__YOUR ASSIGNMENT__
The records below are to be returned word for word, with pictures left out.

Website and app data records
##############################

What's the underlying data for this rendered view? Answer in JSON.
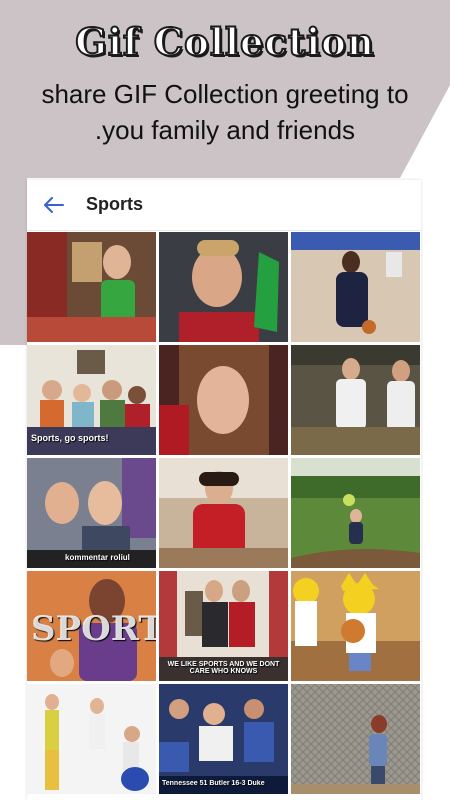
{
  "promo": {
    "title": "Gif Collection",
    "subtitle_line1": "share GIF Collection greeting to",
    "subtitle_line2": ".you family and friends"
  },
  "toolbar": {
    "back_icon": "arrow-left-icon",
    "title": "Sports"
  },
  "colors": {
    "background_shape": "#cbc3c6",
    "accent": "#3a5fd0"
  },
  "gifs": [
    {
      "subject": "man-green-recycle-shirt"
    },
    {
      "subject": "smiling-man-green-foam-finger"
    },
    {
      "subject": "basketball-player-dribbling"
    },
    {
      "subject": "family-on-couch",
      "caption": "Sports, go sports!"
    },
    {
      "subject": "woman-close-up"
    },
    {
      "subject": "baseball-dugout-players"
    },
    {
      "subject": "fan-yelling-in-stands",
      "caption": "kommentar roliul"
    },
    {
      "subject": "woman-red-tracksuit-dancing"
    },
    {
      "subject": "toddler-catching-frisbee-park"
    },
    {
      "subject": "sports-player-18",
      "caption": "SPORTS"
    },
    {
      "subject": "players-21-on-tv",
      "caption": "WE LIKE SPORTS AND WE DONT CARE WHO KNOWS"
    },
    {
      "subject": "simpsons-basketball"
    },
    {
      "subject": "retro-exercise-people"
    },
    {
      "subject": "crowd-in-stadium",
      "caption": "Tennessee 51  Butler 16-3  Duke"
    },
    {
      "subject": "kid-hitting-fence"
    }
  ]
}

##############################

__PROBLEM SOLUTION__
What's the underlying data for this rendered view? Answer in JSON.
{
  "promo": {
    "title": "Gif Collection",
    "subtitle_line1": "share GIF Collection greeting to",
    "subtitle_line2": ".you family and friends"
  },
  "toolbar": {
    "back_icon": "arrow-left-icon",
    "title": "Sports"
  },
  "colors": {
    "background_shape": "#cbc3c6",
    "accent": "#3a5fd0"
  },
  "gifs": [
    {
      "subject": "man-green-recycle-shirt"
    },
    {
      "subject": "smiling-man-green-foam-finger"
    },
    {
      "subject": "basketball-player-dribbling"
    },
    {
      "subject": "family-on-couch",
      "caption": "Sports, go sports!"
    },
    {
      "subject": "woman-close-up"
    },
    {
      "subject": "baseball-dugout-players"
    },
    {
      "subject": "fan-yelling-in-stands",
      "caption": "kommentar roliul"
    },
    {
      "subject": "woman-red-tracksuit-dancing"
    },
    {
      "subject": "toddler-catching-frisbee-park"
    },
    {
      "subject": "sports-player-18",
      "caption": "SPORTS"
    },
    {
      "subject": "players-21-on-tv",
      "caption": "WE LIKE SPORTS AND WE DONT CARE WHO KNOWS"
    },
    {
      "subject": "simpsons-basketball"
    },
    {
      "subject": "retro-exercise-people"
    },
    {
      "subject": "crowd-in-stadium",
      "caption": "Tennessee 51  Butler 16-3  Duke"
    },
    {
      "subject": "kid-hitting-fence"
    }
  ]
}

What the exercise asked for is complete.